Definitely. Product teams often create roadmaps for specific audiences. For example, they might create a public-facing version to share with customers. Or they may build a sales-specific one to distribute to revenue team members. In addition, they may create versions that emphasize different things — one that’s feature-focused, and another that’s initiative-focused, for instance.
9: Product operations
Prioritising efficiency and organization
Why is product ops important?
For product-led companies, the product is the focal point for each stage of the customer journey — from trial and purchase all the way through onboarding, expansion, and referrals — and product ops is key to the optimization of that experience. Just as sales ops, marketing ops, and DevOps became essential for their respective teams, product teams also benefit from an operational complement.
Product ops pros are often responsible for helping product management make more reliable decisions by equipping them with relevant usage data. Because product data is collected automatically (no manual entry, like with a CRM, for example), it tends to be among the “cleanest” data available to decision-makers. Gartner predicts that by 2021, 75% of software providers will rely on insights from embedded software analytics to inform product decisions and measure customer health.
What does product ops do?
Product ops responsibilities fall into five core areas:
Tools: Similar to other ops roles, product ops manages the product tech stack, establishes internal best practices, and ensures team members are using tools effectively.
Data: Product ops collects, organizes, and analyzes quantitative and qualitative product data and enables the entire organization to make the most of their insights. Data can include everything from product usage data, Net Promoter Score (NPS), and product stickiness to customer feedback, feature requests, and support tickets.
Experimentation: To help eliminate friction within the product experimentation process, product ops tracks, sequences, and implements all experiments, and creates processes to drive efficiency.
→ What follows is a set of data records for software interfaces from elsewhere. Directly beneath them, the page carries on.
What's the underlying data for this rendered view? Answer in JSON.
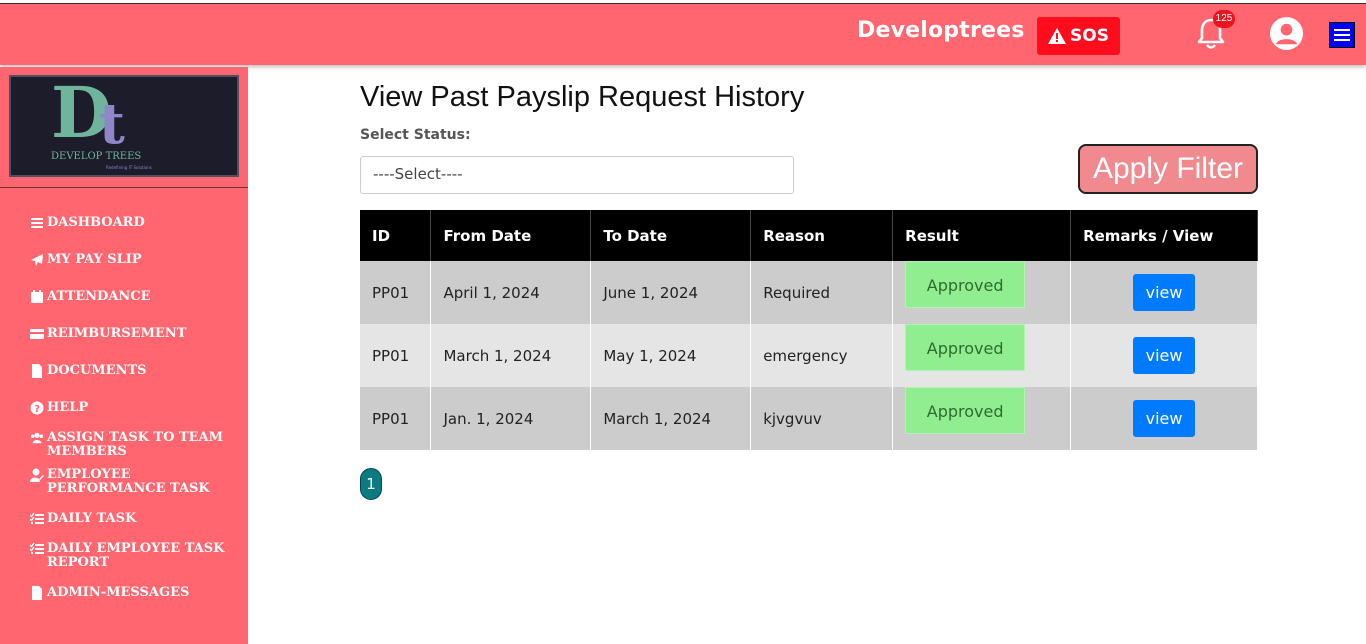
{
  "header": {
    "brand": "Developtrees",
    "sos_label": "SOS",
    "notification_count": "125",
    "colors": {
      "bar": "#ff6670",
      "sos": "#ff0d1d",
      "menu": "#0000ff"
    }
  },
  "sidebar": {
    "logo_text": "DEVELOP TREES",
    "logo_tagline": "Redefining IT Solutions",
    "items": [
      {
        "label": "DASHBOARD",
        "icon": "list-icon"
      },
      {
        "label": "MY PAY SLIP",
        "icon": "paper-plane-icon"
      },
      {
        "label": "ATTENDANCE",
        "icon": "calendar-icon"
      },
      {
        "label": "REIMBURSEMENT",
        "icon": "credit-card-icon"
      },
      {
        "label": "DOCUMENTS",
        "icon": "file-icon"
      },
      {
        "label": "HELP",
        "icon": "question-circle-icon"
      },
      {
        "label": "ASSIGN TASK TO TEAM MEMBERS",
        "icon": "users-icon"
      },
      {
        "label": "EMPLOYEE PERFORMANCE TASK",
        "icon": "user-edit-icon"
      },
      {
        "label": "DAILY TASK",
        "icon": "task-list-icon"
      },
      {
        "label": "DAILY EMPLOYEE TASK REPORT",
        "icon": "task-list-icon"
      },
      {
        "label": "ADMIN-MESSAGES",
        "icon": "file-icon"
      }
    ]
  },
  "main": {
    "title": "View Past Payslip Request History",
    "status_label": "Select Status:",
    "select_value": "----Select----",
    "apply_label": "Apply Filter",
    "table": {
      "columns": [
        "ID",
        "From Date",
        "To Date",
        "Reason",
        "Result",
        "Remarks / View"
      ],
      "rows": [
        {
          "id": "PP01",
          "from": "April 1, 2024",
          "to": "June 1, 2024",
          "reason": "Required",
          "result": "Approved",
          "action": "view"
        },
        {
          "id": "PP01",
          "from": "March 1, 2024",
          "to": "May 1, 2024",
          "reason": "emergency",
          "result": "Approved",
          "action": "view"
        },
        {
          "id": "PP01",
          "from": "Jan. 1, 2024",
          "to": "March 1, 2024",
          "reason": "kjvgvuv",
          "result": "Approved",
          "action": "view"
        }
      ]
    },
    "pagination": {
      "current_page": "1"
    }
  }
}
Strategy: Product ops fosters cross-departmental collaboration around the product, and uses their product insights to identify areas for improvement and inform business decisions.
Trusted advisor: By providing product information to key decision-makers, product ops is an important advisor to CPOs, VPs of product, and other R&D leadership.
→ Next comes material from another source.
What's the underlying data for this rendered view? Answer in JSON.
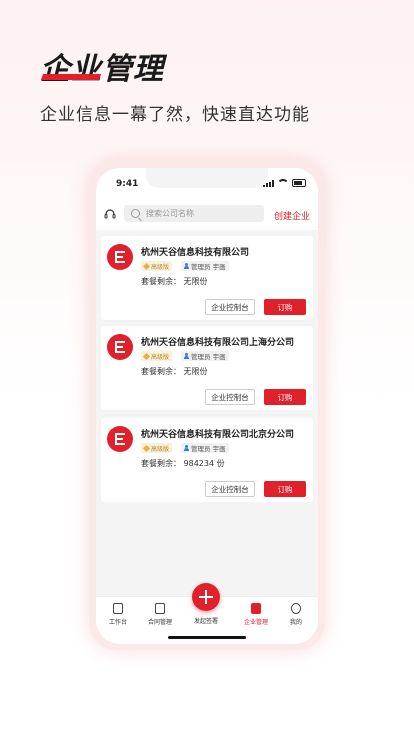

Building products that keep users coming back
Why is retention important?
User acquisition is expensive. Often it takes SaaS companies years before they can turn a profit on a new customer. Failing to retain customers means that every new business win results in a financial loss. Only by retaining customers past the payback period can an organization turn a profit on each customer.
What drives user retention?
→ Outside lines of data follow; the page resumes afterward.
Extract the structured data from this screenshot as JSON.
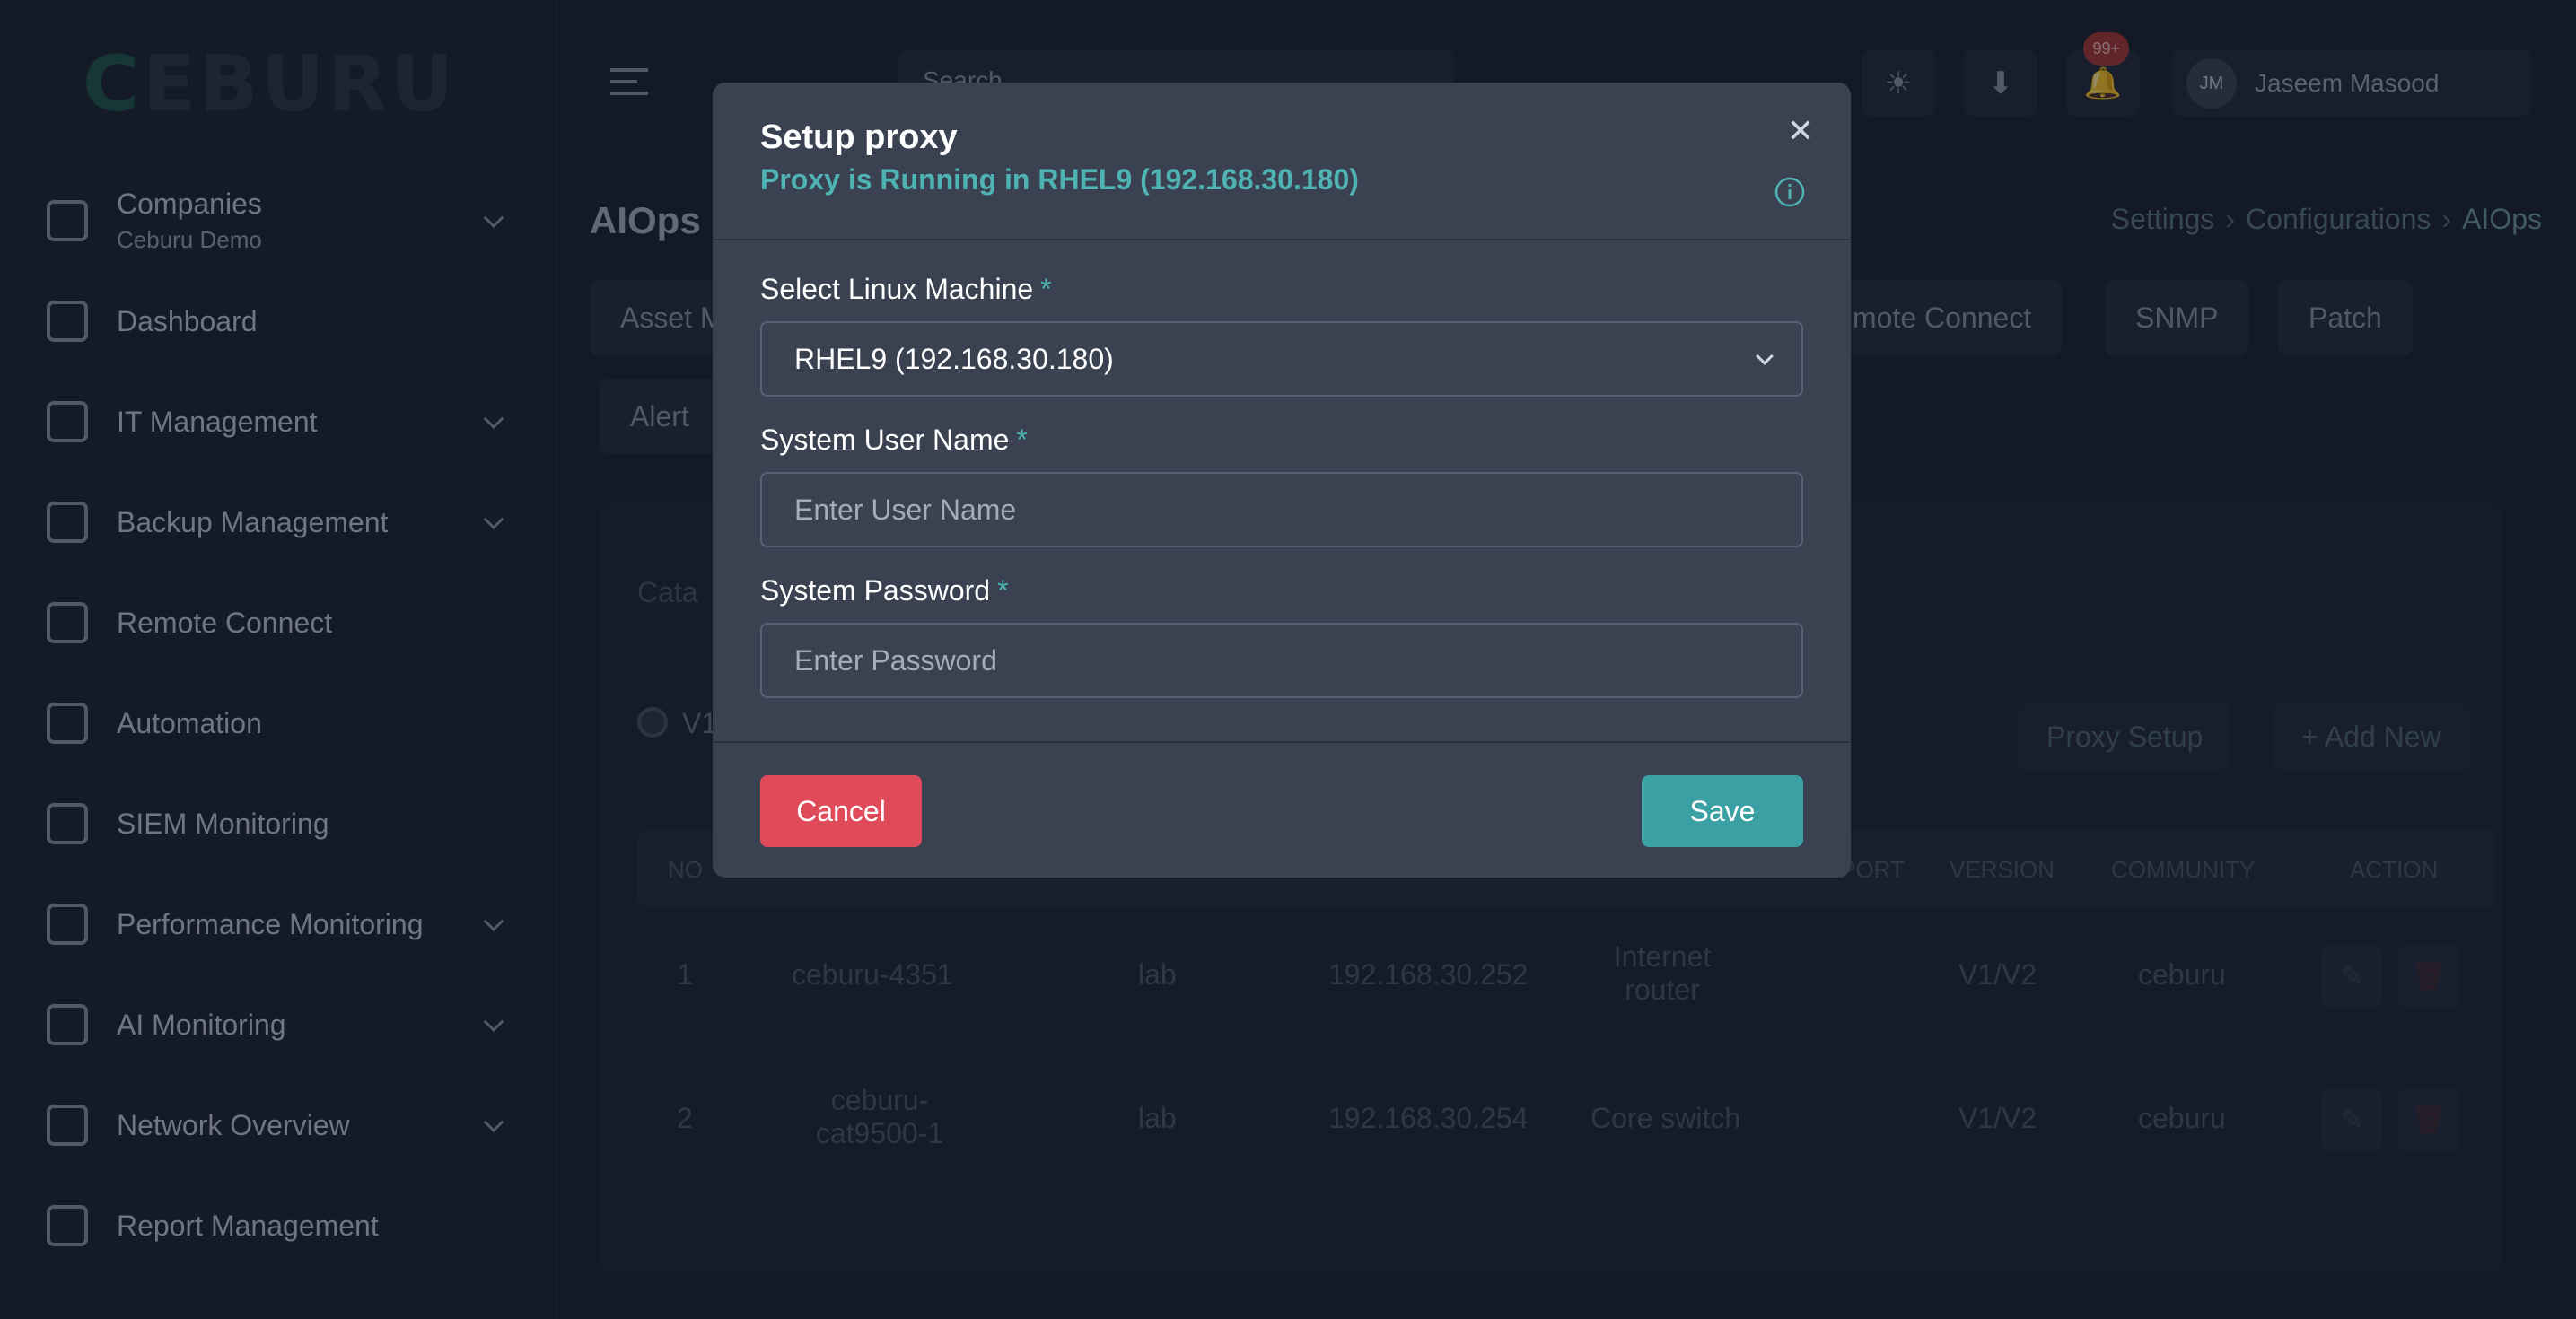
{
  "app": {
    "logo": "CEBURU",
    "sidebar": {
      "items": [
        {
          "label": "Companies",
          "sub": "Ceburu Demo",
          "icon": "building-icon",
          "expandable": true
        },
        {
          "label": "Dashboard",
          "icon": "dashboard-icon",
          "expandable": false
        },
        {
          "label": "IT Management",
          "icon": "it-management-icon",
          "expandable": true
        },
        {
          "label": "Backup Management",
          "icon": "backup-icon",
          "expandable": true
        },
        {
          "label": "Remote Connect",
          "icon": "remote-icon",
          "expandable": false
        },
        {
          "label": "Automation",
          "icon": "automation-icon",
          "expandable": false
        },
        {
          "label": "SIEM Monitoring",
          "icon": "siem-icon",
          "expandable": false
        },
        {
          "label": "Performance Monitoring",
          "icon": "performance-icon",
          "expandable": true
        },
        {
          "label": "AI Monitoring",
          "icon": "ai-monitor-icon",
          "expandable": true
        },
        {
          "label": "Network Overview",
          "icon": "network-icon",
          "expandable": true
        },
        {
          "label": "Report Management",
          "icon": "report-icon",
          "expandable": false
        }
      ]
    },
    "topbar": {
      "search_label": "Search",
      "search_placeholder": "Search",
      "notification_count": "99+",
      "user_initials": "JM",
      "user_name": "Jaseem Masood"
    },
    "page": {
      "title": "AIOps",
      "breadcrumb": [
        "Settings",
        "Configurations",
        "AIOps"
      ],
      "tabs": [
        "Asset M",
        "mote Connect",
        "SNMP",
        "Patch",
        "Alert"
      ],
      "card_subtitle": "Cata",
      "radio_label": "V1",
      "proxy_setup_label": "Proxy Setup",
      "add_new_label": "+ Add New",
      "table": {
        "headers": [
          "NO",
          "PORT",
          "VERSION",
          "COMMUNITY",
          "ACTION"
        ],
        "rows": [
          {
            "no": "1",
            "name": "ceburu-4351",
            "location": "lab",
            "ip": "192.168.30.252",
            "desc": "Internet router",
            "version": "V1/V2",
            "community": "ceburu"
          },
          {
            "no": "2",
            "name": "ceburu-cat9500-1",
            "location": "lab",
            "ip": "192.168.30.254",
            "desc": "Core switch",
            "version": "V1/V2",
            "community": "ceburu"
          }
        ]
      }
    }
  },
  "modal": {
    "title": "Setup proxy",
    "status": "Proxy is Running in RHEL9 (192.168.30.180)",
    "fields": {
      "machine": {
        "label": "Select Linux Machine",
        "required_mark": "*",
        "value": "RHEL9 (192.168.30.180)"
      },
      "username": {
        "label": "System User Name",
        "required_mark": "*",
        "placeholder": "Enter User Name",
        "value": ""
      },
      "password": {
        "label": "System Password",
        "required_mark": "*",
        "placeholder": "Enter Password",
        "value": ""
      }
    },
    "cancel_label": "Cancel",
    "save_label": "Save"
  },
  "colors": {
    "accent": "#4fb3b3",
    "cancel": "#e04b5a",
    "save": "#3aa0a4",
    "modal_bg": "#3a4252"
  }
}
User retention starts with successful onboarding. A user must be able to execute product basics, like setting up their new account. If there are key configuration steps, such as completing an integration or inviting teammates, the user must be guided through those actions as quickly as possible.
Once onboarding is complete, it’s critical that new users see immediate value from the product. Helping the user realize early wins builds momentum and motivates them to return.
The final step in driving user retention is creating usage habits. What triggers should prompt a user to come back to the product to complete another task? Combining user habits, like taking a photo of a receipt for expense-processing apps, with the natural usage frequency for the application can inform an organization’s onboarding and activation strategies.
How do I measure customer retention?
Retention is measured by comparing the number of customers at the start of a given time period with the number of customers at the end of that period. This measure should, however, exclude any new customers gained during this time.
For example, a company that begins the year with 100 customers, acquires 10 new customers and loses 10 of the initial customers. By the end of the year, this company has 90% retention. Despite the fact that the number of customers remained the same — meaning growth is flat — only 90 customers are retained. Strong customer acquisition does not cover up low retention.